REQUIRED ACTION => Would you give the entries below again, precisely as they are written?

RECORDS TO USE =>
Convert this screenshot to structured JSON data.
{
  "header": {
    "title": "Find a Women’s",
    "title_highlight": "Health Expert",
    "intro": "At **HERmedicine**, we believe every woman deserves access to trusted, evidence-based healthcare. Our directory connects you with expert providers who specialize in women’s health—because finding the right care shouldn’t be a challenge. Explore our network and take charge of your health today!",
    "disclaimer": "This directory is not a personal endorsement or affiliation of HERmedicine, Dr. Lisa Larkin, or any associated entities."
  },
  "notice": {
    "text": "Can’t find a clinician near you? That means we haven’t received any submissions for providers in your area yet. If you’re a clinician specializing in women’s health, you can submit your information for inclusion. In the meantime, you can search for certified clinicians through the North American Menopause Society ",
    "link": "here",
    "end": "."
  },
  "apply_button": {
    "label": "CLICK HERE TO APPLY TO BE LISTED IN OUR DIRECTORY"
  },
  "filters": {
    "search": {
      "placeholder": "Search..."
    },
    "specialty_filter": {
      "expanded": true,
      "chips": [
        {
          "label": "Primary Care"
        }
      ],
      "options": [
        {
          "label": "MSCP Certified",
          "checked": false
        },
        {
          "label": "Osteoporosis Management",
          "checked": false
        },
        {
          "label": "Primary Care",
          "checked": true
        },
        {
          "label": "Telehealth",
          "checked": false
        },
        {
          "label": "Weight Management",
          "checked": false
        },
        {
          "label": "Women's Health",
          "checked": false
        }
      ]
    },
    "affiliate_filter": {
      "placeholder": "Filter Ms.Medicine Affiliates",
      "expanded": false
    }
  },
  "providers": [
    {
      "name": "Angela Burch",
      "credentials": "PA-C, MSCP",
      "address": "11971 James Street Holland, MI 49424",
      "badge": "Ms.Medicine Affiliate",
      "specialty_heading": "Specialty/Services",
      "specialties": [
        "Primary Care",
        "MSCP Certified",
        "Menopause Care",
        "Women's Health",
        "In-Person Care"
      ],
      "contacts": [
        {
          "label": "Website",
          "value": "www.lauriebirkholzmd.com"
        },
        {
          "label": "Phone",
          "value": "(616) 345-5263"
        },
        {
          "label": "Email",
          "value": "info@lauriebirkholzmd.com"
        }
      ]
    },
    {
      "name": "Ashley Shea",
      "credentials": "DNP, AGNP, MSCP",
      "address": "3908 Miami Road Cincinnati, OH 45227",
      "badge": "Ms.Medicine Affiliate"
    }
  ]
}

YOUR RESPONSE =>
Convert this screenshot to structured JSON data.
{
  "header": {
    "title": "Find a Women’s",
    "title_highlight": "Health Expert",
    "intro": "At **HERmedicine**, we believe every woman deserves access to trusted, evidence-based healthcare. Our directory connects you with expert providers who specialize in women’s health—because finding the right care shouldn’t be a challenge. Explore our network and take charge of your health today!",
    "disclaimer": "This directory is not a personal endorsement or affiliation of HERmedicine, Dr. Lisa Larkin, or any associated entities."
  },
  "notice": {
    "text": "Can’t find a clinician near you? That means we haven’t received any submissions for providers in your area yet. If you’re a clinician specializing in women’s health, you can submit your information for inclusion. In the meantime, you can search for certified clinicians through the North American Menopause Society ",
    "link": "here",
    "end": "."
  },
  "apply_button": {
    "label": "CLICK HERE TO APPLY TO BE LISTED IN OUR DIRECTORY"
  },
  "filters": {
    "search": {
      "placeholder": "Search..."
    },
    "specialty_filter": {
      "expanded": true,
      "chips": [
        {
          "label": "Primary Care"
        }
      ],
      "options": [
        {
          "label": "MSCP Certified",
          "checked": false
        },
        {
          "label": "Osteoporosis Management",
          "checked": false
        },
        {
          "label": "Primary Care",
          "checked": true
        },
        {
          "label": "Telehealth",
          "checked": false
        },
        {
          "label": "Weight Management",
          "checked": false
        },
        {
          "label": "Women's Health",
          "checked": false
        }
      ]
    },
    "affiliate_filter": {
      "placeholder": "Filter Ms.Medicine Affiliates",
      "expanded": false
    }
  },
  "providers": [
    {
      "name": "Angela Burch",
      "credentials": "PA-C, MSCP",
      "address": "11971 James Street Holland, MI 49424",
      "badge": "Ms.Medicine Affiliate",
      "specialty_heading": "Specialty/Services",
      "specialties": [
        "Primary Care",
        "MSCP Certified",
        "Menopause Care",
        "Women's Health",
        "In-Person Care"
      ],
      "contacts": [
        {
          "label": "Website",
          "value": "www.lauriebirkholzmd.com"
        },
        {
          "label": "Phone",
          "value": "(616) 345-5263"
        },
        {
          "label": "Email",
          "value": "info@lauriebirkholzmd.com"
        }
      ]
    },
    {
      "name": "Ashley Shea",
      "credentials": "DNP, AGNP, MSCP",
      "address": "3908 Miami Road Cincinnati, OH 45227",
      "badge": "Ms.Medicine Affiliate"
    }
  ]
}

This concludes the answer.